Massachusetts Senator Elizabeth Warren remains popular. Warren continues to receive the highest favorable ratings of all the Democratic contenders, and a majority in the latest Economist/YouGov Poll say they are considering supporting her, more than say that about any other candidate.
But Warren's standing with Democratic primary voters may have been tarnished a bit by the attacks made on her by the other Democratic candidates in last week’s debate because former Vice President Joe Biden is now back in front as Democratic voters’ first choice for the nomination.
Last week, Warren was the first choice for 28 percent of Democratic primary voters but she dropped seven points in this week’s poll.

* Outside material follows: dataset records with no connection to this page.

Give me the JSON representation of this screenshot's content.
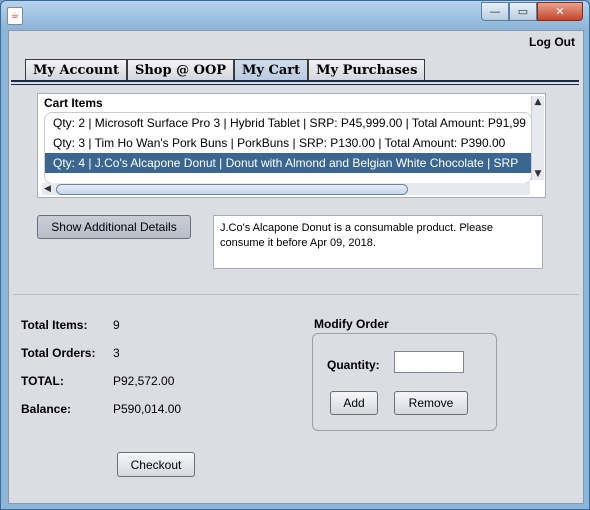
{
  "window": {
    "title": ""
  },
  "titlebar": {
    "min_glyph": "—",
    "max_glyph": "▭",
    "close_glyph": "✕"
  },
  "header": {
    "logout_label": "Log Out"
  },
  "tabs": [
    {
      "label": "My Account",
      "active": false
    },
    {
      "label": "Shop @ OOP",
      "active": false
    },
    {
      "label": "My Cart",
      "active": true
    },
    {
      "label": "My Purchases",
      "active": false
    }
  ],
  "cart": {
    "title": "Cart Items",
    "items": [
      "Qty: 2 | Microsoft Surface Pro 3 | Hybrid Tablet | SRP: P45,999.00 | Total Amount: P91,99",
      "Qty: 3 | Tim Ho Wan's Pork Buns | PorkBuns | SRP: P130.00 | Total Amount: P390.00",
      "Qty: 4 | J.Co's Alcapone Donut | Donut with Almond and Belgian White Chocolate | SRP"
    ],
    "selected_index": 2
  },
  "details": {
    "button_label": "Show Additional Details",
    "text": "J.Co's Alcapone Donut is a consumable product. Please consume it before Apr 09, 2018."
  },
  "summary": {
    "total_items_label": "Total Items:",
    "total_items": "9",
    "total_orders_label": "Total Orders:",
    "total_orders": "3",
    "total_label": "TOTAL:",
    "total": "P92,572.00",
    "balance_label": "Balance:",
    "balance": "P590,014.00"
  },
  "modify": {
    "title": "Modify Order",
    "quantity_label": "Quantity:",
    "quantity_value": "",
    "add_label": "Add",
    "remove_label": "Remove"
  },
  "checkout": {
    "label": "Checkout"
  },
  "colors": {
    "selection": "#3a6690",
    "panel": "#dcdde3",
    "titlebar": "#8db4d9",
    "close": "#c4462c"
  }
}
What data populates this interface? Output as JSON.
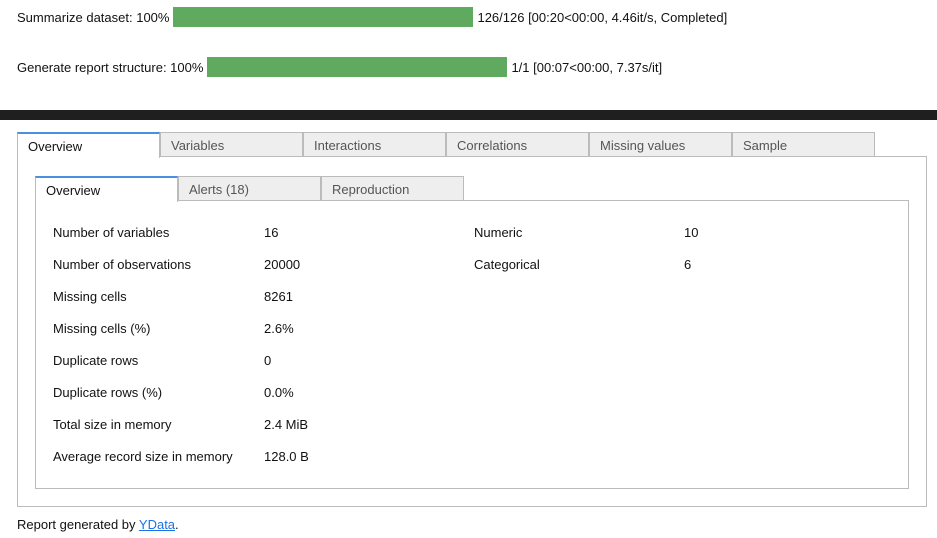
{
  "progress": [
    {
      "label": "Summarize dataset: 100%",
      "fraction": 1.0,
      "status": "126/126 [00:20<00:00, 4.46it/s, Completed]"
    },
    {
      "label": "Generate report structure: 100%",
      "fraction": 1.0,
      "status": "1/1 [00:07<00:00, 7.37s/it]"
    }
  ],
  "outer_tabs": [
    "Overview",
    "Variables",
    "Interactions",
    "Correlations",
    "Missing values",
    "Sample"
  ],
  "inner_tabs": [
    "Overview",
    "Alerts (18)",
    "Reproduction"
  ],
  "dataset_statistics": [
    {
      "label": "Number of variables",
      "value": "16"
    },
    {
      "label": "Number of observations",
      "value": "20000"
    },
    {
      "label": "Missing cells",
      "value": "8261"
    },
    {
      "label": "Missing cells (%)",
      "value": "2.6%"
    },
    {
      "label": "Duplicate rows",
      "value": "0"
    },
    {
      "label": "Duplicate rows (%)",
      "value": "0.0%"
    },
    {
      "label": "Total size in memory",
      "value": "2.4 MiB"
    },
    {
      "label": "Average record size in memory",
      "value": "128.0 B"
    }
  ],
  "variable_types": [
    {
      "label": "Numeric",
      "value": "10"
    },
    {
      "label": "Categorical",
      "value": "6"
    }
  ],
  "footer": {
    "prefix": "Report generated by ",
    "link": "YData",
    "suffix": "."
  },
  "colors": {
    "progress_fill": "#5faa5f",
    "active_tab_border": "#4a90e2",
    "link": "#1a73e8",
    "band": "#1f1f1f"
  }
}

Biden remains at about the same level of support this week as last (25% last week; 24% this week). The standings of Vermont Senator Bernie Sanders and the rest of the field also are fairly stable. Sanders’ heart attack did not change the level of support he has as a first-choice candidate (15%). He has been at around this level since late September.
Biden has a slight edge when it comes to the perception of electability: 65 percent of Democratic primary voters believe he can defeat President Donald Trump next November and just 17 percent disagree. For Warren, the comparable percentages are 59 percent and 20 percent. For Sanders, they are 58 percent to 23 percent. That measure may be particularly important this season, as six in 10 (61%) of Democratic primary voters say a candidate’s electability is more important than policy agreement.
There appears to be relatively little hostility among supporters of the three leaders: when voters are asked about their second choice for the nomination, Warren gets the most mentions from both Biden and Sanders supporters. However, there are many (37%) Democratic voters who say they currently have no second choice for the nomination.
Warren can still be considered the queen of the debates. Once again, twice as many Democratic primary voters name her as the candidate who did the best job in the most recent debate as mention any other of the participants. Sanders and Biden, along with South Bend Mayor Pete Buttigieg are each cited by about one in 10 Democrats.
Gabbard gets mixed reviews from Democratic voters. She has more support than several of the candidates she shared the stage with last week, but Democratic voters in this week’s poll do not have an overall favorable opinion of her. More are unfavorable (37%) than favorable (29%). She is the only one of last week’s debate participants for whom that is the case. Most of the others have favorable ratings at 50 percent or higher. Warren gets favorable assessments from three-fourths (77%) of Democratic voters, while only 13% are unfavorable.
Warren faced criticism during the debate over her answers on questions about the costs of her health care plan, from Klobuchar and others. “Medicare for All,” a concept many of the leading Democratic candidates embrace, does get strong support from Democratic primary voters (although even more support the Affordable Care Act, otherwise known as Obamacare).
However, the public overall is far more closely divided than Democratic primary voters are on both these questions. They are evenly divided on Obamacare, and narrowly supportive of “Medicare for All”. But as for paying for “Medicare for All”, Americans think it will cost them. 46% say their health care costs will go up, 16% think they will go down. Even Democratic primary voters are split evenly on what will be the case.
Those Democratic primary voters who say their health care costs will rise with a “Medicare for All” plan favor Joe Biden. Most of those who expect their costs will go down support either Warren or Sanders, and those who expect no change favor Warren. However, one in five Democratic voters isn’t sure they can expect from a “Medicare for All” plan.Read the full toplines and tables results from this week’s Economist/YouGov poll.